Collected data

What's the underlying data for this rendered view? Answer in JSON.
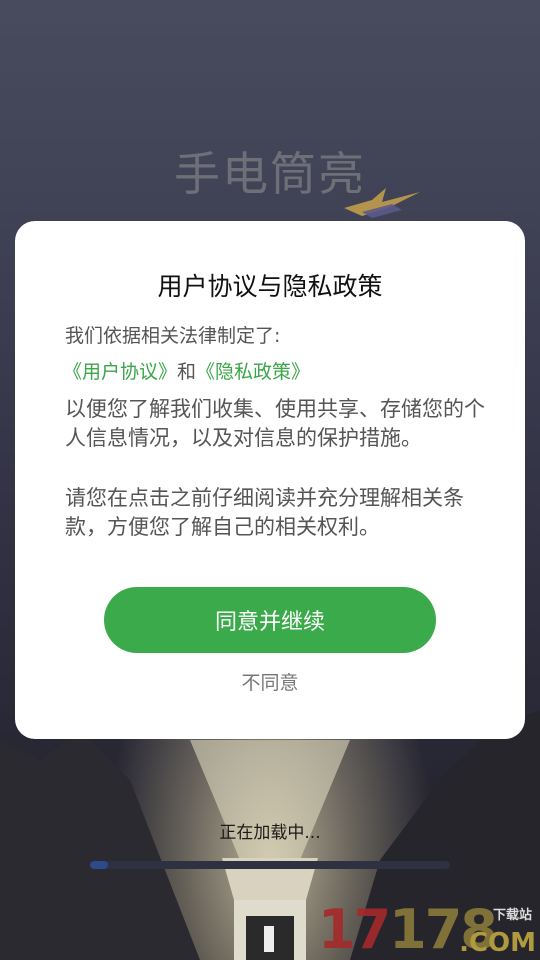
{
  "background": {
    "app_name": "手电筒亮",
    "loading_text": "正在加载中...",
    "progress_percent": 5,
    "watermark": {
      "number": "17178",
      "site": "下载站",
      "domain": ".COM"
    }
  },
  "dialog": {
    "title": "用户协议与隐私政策",
    "intro": "我们依据相关法律制定了:",
    "link_user_agreement": "《用户协议》",
    "link_and": "和",
    "link_privacy_policy": "《隐私政策》",
    "paragraph1": "以便您了解我们收集、使用共享、存储您的个人信息情况，以及对信息的保护措施。",
    "paragraph2": "请您在点击之前仔细阅读并充分理解相关条款，方便您了解自己的相关权利。",
    "agree_label": "同意并继续",
    "disagree_label": "不同意"
  },
  "colors": {
    "accent_green": "#3aaa4a",
    "link_green": "#3aa648",
    "progress_fill": "#2d4a8a"
  }
}
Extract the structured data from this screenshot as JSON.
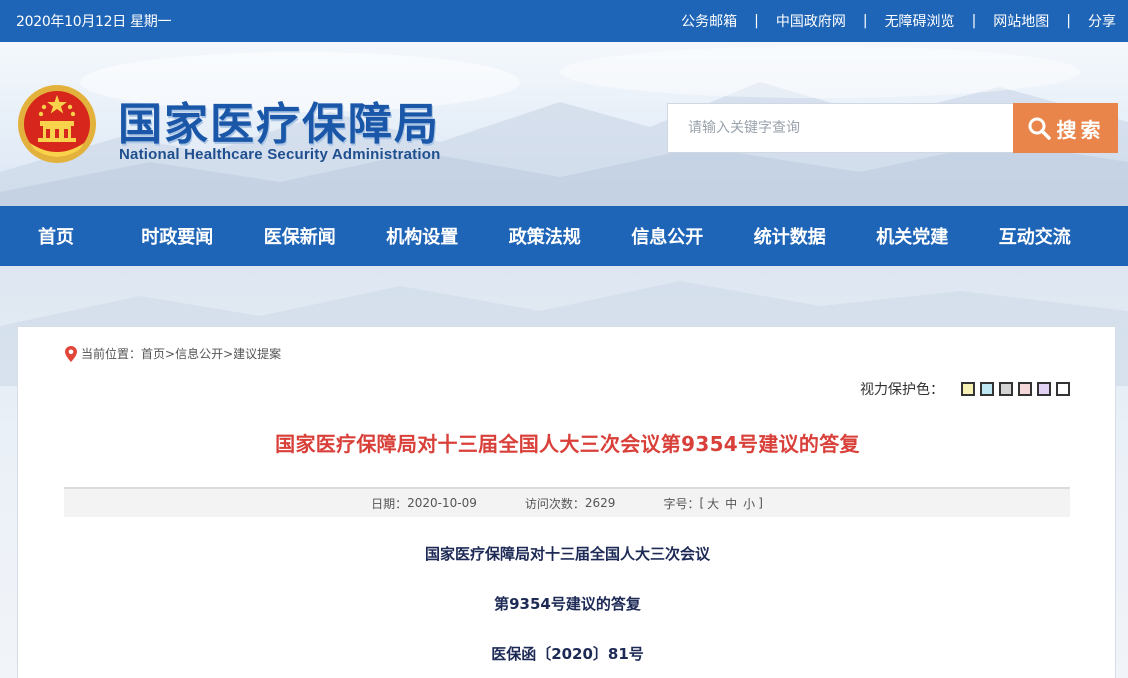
{
  "topbar": {
    "date": "2020年10月12日 星期一",
    "links": [
      "公务邮箱",
      "中国政府网",
      "无障碍浏览",
      "网站地图",
      "分享"
    ],
    "separator": "|"
  },
  "header": {
    "brand_cn": "国家医疗保障局",
    "brand_en": "National Healthcare Security Administration",
    "search_placeholder": "请输入关键字查询",
    "search_button": "搜索"
  },
  "nav": [
    "首页",
    "时政要闻",
    "医保新闻",
    "机构设置",
    "政策法规",
    "信息公开",
    "统计数据",
    "机关党建",
    "互动交流"
  ],
  "breadcrumb": {
    "prefix": "当前位置：",
    "items": [
      "首页",
      "信息公开",
      "建议提案"
    ],
    "sep": ">"
  },
  "eye_care": {
    "label": "视力保护色：",
    "swatches": [
      "#f7f1b4",
      "#bfe6f3",
      "#d4d4d4",
      "#f5d9da",
      "#e2d2f3",
      "#ffffff"
    ]
  },
  "article": {
    "title": "国家医疗保障局对十三届全国人大三次会议第9354号建议的答复",
    "date_label": "日期：",
    "date": "2020-10-09",
    "visits_label": "访问次数：",
    "visits": "2629",
    "font_label": "字号：",
    "font_open": "[",
    "font_sizes": [
      "大",
      "中",
      "小"
    ],
    "font_close": "]",
    "lines": [
      "国家医疗保障局对十三届全国人大三次会议",
      "第9354号建议的答复",
      "医保函〔2020〕81号"
    ]
  },
  "colors": {
    "primary": "#1f65b7",
    "search_btn": "#e9844a",
    "title_red": "#d9403a"
  }
}
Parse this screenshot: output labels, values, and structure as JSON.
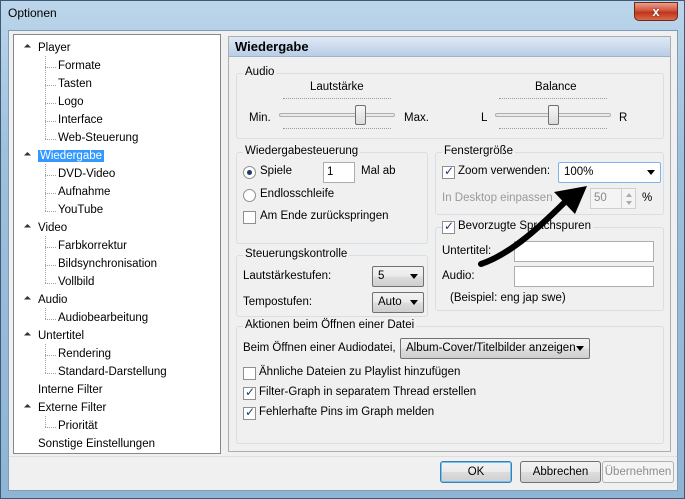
{
  "window": {
    "title": "Optionen",
    "close_glyph": "x"
  },
  "tree": [
    {
      "label": "Player",
      "level": 0,
      "expander": true
    },
    {
      "label": "Formate",
      "level": 1
    },
    {
      "label": "Tasten",
      "level": 1
    },
    {
      "label": "Logo",
      "level": 1
    },
    {
      "label": "Interface",
      "level": 1
    },
    {
      "label": "Web-Steuerung",
      "level": 1
    },
    {
      "label": "Wiedergabe",
      "level": 0,
      "expander": true,
      "selected": true
    },
    {
      "label": "DVD-Video",
      "level": 1
    },
    {
      "label": "Aufnahme",
      "level": 1
    },
    {
      "label": "YouTube",
      "level": 1
    },
    {
      "label": "Video",
      "level": 0,
      "expander": true
    },
    {
      "label": "Farbkorrektur",
      "level": 1
    },
    {
      "label": "Bildsynchronisation",
      "level": 1
    },
    {
      "label": "Vollbild",
      "level": 1
    },
    {
      "label": "Audio",
      "level": 0,
      "expander": true
    },
    {
      "label": "Audiobearbeitung",
      "level": 1
    },
    {
      "label": "Untertitel",
      "level": 0,
      "expander": true
    },
    {
      "label": "Rendering",
      "level": 1
    },
    {
      "label": "Standard-Darstellung",
      "level": 1
    },
    {
      "label": "Interne Filter",
      "level": 0
    },
    {
      "label": "Externe Filter",
      "level": 0,
      "expander": true
    },
    {
      "label": "Priorität",
      "level": 1
    },
    {
      "label": "Sonstige Einstellungen",
      "level": 0
    }
  ],
  "panel": {
    "header": "Wiedergabe",
    "audio": {
      "title": "Audio",
      "volume_label": "Lautstärke",
      "volume_min": "Min.",
      "volume_max": "Max.",
      "volume_value": 0.72,
      "balance_label": "Balance",
      "balance_left": "L",
      "balance_right": "R",
      "balance_value": 0.5
    },
    "playback": {
      "title": "Wiedergabesteuerung",
      "repeat_label": "Spiele",
      "repeat_count": "1",
      "repeat_suffix": "Mal ab",
      "loop_label": "Endlosschleife",
      "rewind_label": "Am Ende zurückspringen"
    },
    "window_size": {
      "title": "Fenstergröße",
      "zoom_label": "Zoom verwenden:",
      "zoom_value": "100%",
      "fit_label": "In Desktop einpassen",
      "fit_value": "50",
      "fit_unit": "%"
    },
    "languages": {
      "title": "Bevorzugte Sprachspuren",
      "subtitle_label": "Untertitel:",
      "audio_label": "Audio:",
      "example": "(Beispiel: eng jap swe)"
    },
    "controls": {
      "title": "Steuerungskontrolle",
      "volume_steps_label": "Lautstärkestufen:",
      "volume_steps_value": "5",
      "speed_steps_label": "Tempostufen:",
      "speed_steps_value": "Auto"
    },
    "file_actions": {
      "title": "Aktionen beim Öffnen einer Datei",
      "audio_open_label": "Beim Öffnen einer Audiodatei,",
      "audio_open_value": "Album-Cover/Titelbilder anzeigen",
      "similar_files_label": "Ähnliche Dateien zu Playlist hinzufügen",
      "filter_thread_label": "Filter-Graph in separatem Thread erstellen",
      "broken_pins_label": "Fehlerhafte Pins im Graph melden"
    }
  },
  "buttons": {
    "ok": "OK",
    "cancel": "Abbrechen",
    "apply": "Übernehmen"
  },
  "colors": {
    "selection": "#3399ff",
    "accent": "#1c3c6e"
  }
}
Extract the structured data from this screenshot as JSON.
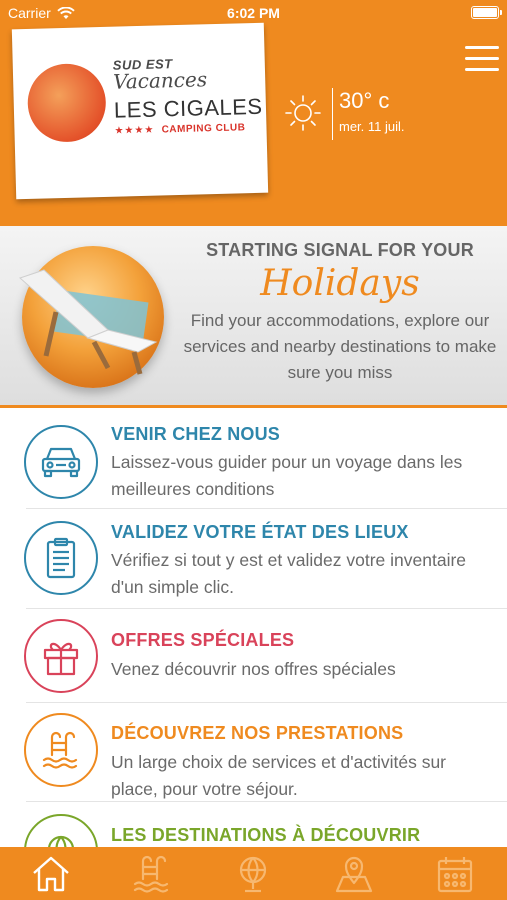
{
  "status_bar": {
    "carrier": "Carrier",
    "time": "6:02 PM"
  },
  "header": {
    "logo": {
      "brand_line1": "SUD EST",
      "brand_line2": "Vacances",
      "name": "LES CIGALES",
      "stars": "★★★★",
      "tagline": "CAMPING CLUB"
    },
    "weather": {
      "temperature": "30° c",
      "date": "mer. 11 juil.",
      "icon": "sun-icon"
    },
    "menu_icon": "hamburger-menu-icon"
  },
  "banner": {
    "headline": "STARTING SIGNAL FOR YOUR",
    "script_word": "Holidays",
    "description": "Find your accommodations, explore our services and nearby destinations to make sure you miss"
  },
  "list": {
    "items": [
      {
        "title": "VENIR CHEZ NOUS",
        "subtitle": "Laissez-vous guider pour un voyage dans les meilleures conditions",
        "color": "#2e86ab",
        "icon": "car-icon"
      },
      {
        "title": "VALIDEZ VOTRE ÉTAT DES LIEUX",
        "subtitle": "Vérifiez si tout y est et validez votre inventaire d'un simple clic.",
        "color": "#2e86ab",
        "icon": "clipboard-icon"
      },
      {
        "title": "OFFRES SPÉCIALES",
        "subtitle": "Venez découvrir nos offres spéciales",
        "color": "#d9435a",
        "icon": "gift-icon"
      },
      {
        "title": "DÉCOUVREZ NOS PRESTATIONS",
        "subtitle": "Un large choix de services et d'activités sur place, pour votre séjour.",
        "color": "#ef8a1f",
        "icon": "pool-ladder-icon"
      },
      {
        "title": "LES DESTINATIONS À DÉCOUVRIR",
        "subtitle": "",
        "color": "#7aa62a",
        "icon": "globe-icon"
      }
    ]
  },
  "tab_bar": {
    "tabs": [
      {
        "name": "home",
        "icon": "home-icon",
        "active": true
      },
      {
        "name": "services",
        "icon": "pool-ladder-icon",
        "active": false
      },
      {
        "name": "destinations",
        "icon": "globe-icon",
        "active": false
      },
      {
        "name": "map",
        "icon": "map-pin-icon",
        "active": false
      },
      {
        "name": "calendar",
        "icon": "calendar-icon",
        "active": false
      }
    ]
  },
  "colors": {
    "brand_orange": "#ef8a1f",
    "blue": "#2e86ab",
    "red": "#d9435a",
    "green": "#7aa62a"
  }
}
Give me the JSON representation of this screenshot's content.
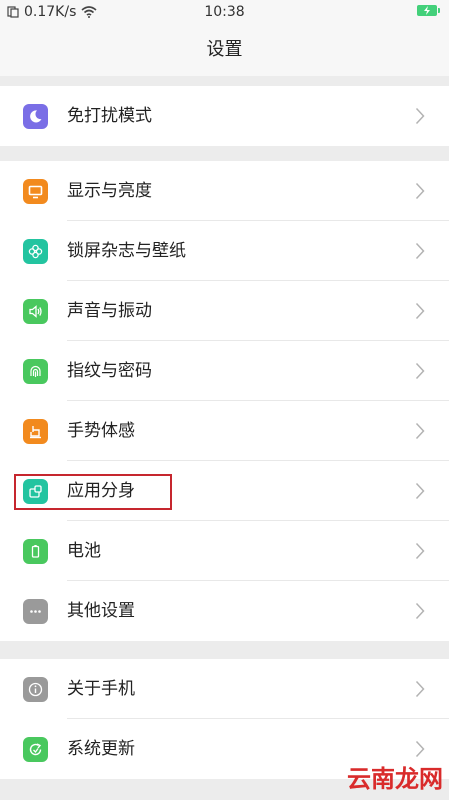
{
  "status_bar": {
    "speed": "0.17K/s",
    "time": "10:38"
  },
  "title": "设置",
  "groups": [
    {
      "items": [
        {
          "label": "免打扰模式",
          "icon": "moon-icon",
          "color": "#7a6ee6"
        }
      ]
    },
    {
      "items": [
        {
          "label": "显示与亮度",
          "icon": "display-icon",
          "color": "#f28a1e"
        },
        {
          "label": "锁屏杂志与壁纸",
          "icon": "flower-icon",
          "color": "#23c4a0"
        },
        {
          "label": "声音与振动",
          "icon": "speaker-icon",
          "color": "#49c85e"
        },
        {
          "label": "指纹与密码",
          "icon": "fingerprint-icon",
          "color": "#49c85e"
        },
        {
          "label": "手势体感",
          "icon": "hand-icon",
          "color": "#f28a1e"
        },
        {
          "label": "应用分身",
          "icon": "app-clone-icon",
          "color": "#23c4a0"
        },
        {
          "label": "电池",
          "icon": "battery-icon",
          "color": "#49c85e"
        },
        {
          "label": "其他设置",
          "icon": "more-icon",
          "color": "#9a9a9a"
        }
      ]
    },
    {
      "items": [
        {
          "label": "关于手机",
          "icon": "info-icon",
          "color": "#9a9a9a"
        },
        {
          "label": "系统更新",
          "icon": "update-icon",
          "color": "#49c85e"
        }
      ]
    }
  ],
  "watermark": "云南龙网"
}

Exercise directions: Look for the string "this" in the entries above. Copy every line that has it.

Written reply:
What's the underlying data for this rendered view? Answer in JSON.
Extract the structured data from this screenshot as JSON.
Parse this screenshot: output labels, values, and structure as JSON.
Extract the structured data from this screenshot as JSON.
Give me the JSON representation of this screenshot's content.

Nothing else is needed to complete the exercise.